  3. Wintermute, Alan; Bailey, Colin B.; Olander, William; Eliel, Carol S. (1989). 1789: French art during the revolution. Colnaghi. p. 27.
  4. Mainz, Valerie (2016). Days of Glory?: Imaging Military Recruitment and the French Revolution. Springer. p. 177. Retrieved 1 August 2017.
  5. Allen Memorial Art Museum Bulletin. Department of Fine Arts of Oberlin College. 1979. Retrieved 1 August 2017.
  6. Bulletin, Volumi 44-46. Allen Memorial Art Museum. 1990. Retrieved 1 August 2017.
  7. Grundberg, Andy (1990). Crisis of the Real: Writings on Photography, 1974-1989. Aperture. p. 106. Retrieved 1 August 2017.
  8. McCarthy, David (2015). American Artists Against War, 1935 2010. Univ of California Press. p. 215. Retrieved 1 August 2017.
  9. Kerr, Ted. "Remembering William Olander". THE VISUAL AIDS BLOG. Retrieved 1 August 2017.
  10. Boffin, Tessa; Fraser, Jean (1991). Stolen Glances: Lesbians Take Photographs. Pandora. p. 10. Retrieved 1 August 2017.
  11. "Brochure for On View at the New Museum. "The Window on Broadway by Act Up."". New Museum. Archived from the original on 2 August 2017. Retrieved 1 August 2017.
  12. Chen, L. (2006). Writing Chinese: Reshaping Chinese Cultural Identity. Springer. p. 17. Retrieved 1 August 2017.
  13. Moss, Karen; Pritikin, Renny; Olander, William (1988). LACE, 10 yrs. documented. LACE. p. 16. Retrieved 1 August 2017.

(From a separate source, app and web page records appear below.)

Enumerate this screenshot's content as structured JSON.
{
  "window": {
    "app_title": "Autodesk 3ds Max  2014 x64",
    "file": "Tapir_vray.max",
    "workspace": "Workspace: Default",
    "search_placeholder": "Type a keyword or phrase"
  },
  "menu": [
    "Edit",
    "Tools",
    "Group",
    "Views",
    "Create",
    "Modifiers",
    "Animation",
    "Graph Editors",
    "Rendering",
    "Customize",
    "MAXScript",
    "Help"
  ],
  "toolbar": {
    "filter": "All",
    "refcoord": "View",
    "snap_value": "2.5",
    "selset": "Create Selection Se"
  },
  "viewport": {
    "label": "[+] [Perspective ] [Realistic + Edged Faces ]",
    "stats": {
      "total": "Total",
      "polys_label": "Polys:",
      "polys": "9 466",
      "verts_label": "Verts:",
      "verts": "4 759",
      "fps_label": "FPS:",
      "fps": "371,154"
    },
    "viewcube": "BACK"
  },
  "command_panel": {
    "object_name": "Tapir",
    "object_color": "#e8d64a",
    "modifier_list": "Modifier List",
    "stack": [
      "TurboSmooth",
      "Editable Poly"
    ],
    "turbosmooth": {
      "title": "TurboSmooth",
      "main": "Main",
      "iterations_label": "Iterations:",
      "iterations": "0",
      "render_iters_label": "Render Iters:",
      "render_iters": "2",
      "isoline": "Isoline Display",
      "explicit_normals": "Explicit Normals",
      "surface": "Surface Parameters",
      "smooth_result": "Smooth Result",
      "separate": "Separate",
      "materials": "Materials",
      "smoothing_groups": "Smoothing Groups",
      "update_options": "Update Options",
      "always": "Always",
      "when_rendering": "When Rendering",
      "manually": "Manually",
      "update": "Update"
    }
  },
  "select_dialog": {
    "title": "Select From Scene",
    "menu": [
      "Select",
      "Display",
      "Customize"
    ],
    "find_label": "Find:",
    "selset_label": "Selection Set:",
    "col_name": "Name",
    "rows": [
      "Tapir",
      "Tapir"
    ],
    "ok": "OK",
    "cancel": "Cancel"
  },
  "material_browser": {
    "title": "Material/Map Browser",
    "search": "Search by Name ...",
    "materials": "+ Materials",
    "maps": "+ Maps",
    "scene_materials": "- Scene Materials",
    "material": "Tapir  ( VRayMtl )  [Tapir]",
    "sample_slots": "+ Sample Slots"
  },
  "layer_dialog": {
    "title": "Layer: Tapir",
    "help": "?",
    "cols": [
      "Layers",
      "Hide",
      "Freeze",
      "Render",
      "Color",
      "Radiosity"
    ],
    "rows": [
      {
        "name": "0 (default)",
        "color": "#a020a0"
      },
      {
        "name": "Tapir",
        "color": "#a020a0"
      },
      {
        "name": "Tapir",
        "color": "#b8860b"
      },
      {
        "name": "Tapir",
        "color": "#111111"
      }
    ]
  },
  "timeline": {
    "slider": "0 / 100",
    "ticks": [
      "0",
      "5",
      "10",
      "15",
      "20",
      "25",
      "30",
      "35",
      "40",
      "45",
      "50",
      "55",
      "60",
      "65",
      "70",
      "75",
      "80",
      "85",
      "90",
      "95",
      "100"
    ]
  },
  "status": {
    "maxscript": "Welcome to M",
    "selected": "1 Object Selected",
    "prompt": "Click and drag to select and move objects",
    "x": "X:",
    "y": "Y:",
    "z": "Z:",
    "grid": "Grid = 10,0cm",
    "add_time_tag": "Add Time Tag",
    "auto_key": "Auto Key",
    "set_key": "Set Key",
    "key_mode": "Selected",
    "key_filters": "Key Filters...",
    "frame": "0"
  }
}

  14. Jung, Hwa Yol (2011). Transversal Rationality and Intercultural Texts: Essays in Phenomenology and Comparative Philosophy. Ohio University Press. p. 340. Retrieved 1 August 2017.
  15. Dia Art Foundation (1990). Discussions in contemporary culture, Edizione 5. Bay Press. Retrieved 1 August 2017.
  16. Stanton, Domna C. (1992). Discourses of Sexuality: From Aristotle to AIDS. University of Michigan Press. p. 373. Retrieved 1 August 2017.
  17. Ault, Julie (1999). Art Matters: How the Culture Wars Changed America. NYU Press. p. 102. Retrieved 1 August 2017.
  18. Robert, Atkins. "Visual AIDS Timeline". Visual AIDS. Retrieved 1 August 2017.
  19. Junge, Sophie (2016). Art about AIDS: Nan Goldin's Exhibition Witnesses: Against Our Vanishing. Walter de Gruyter GmbH & Co KG. p. 116. Retrieved 1 August 2017.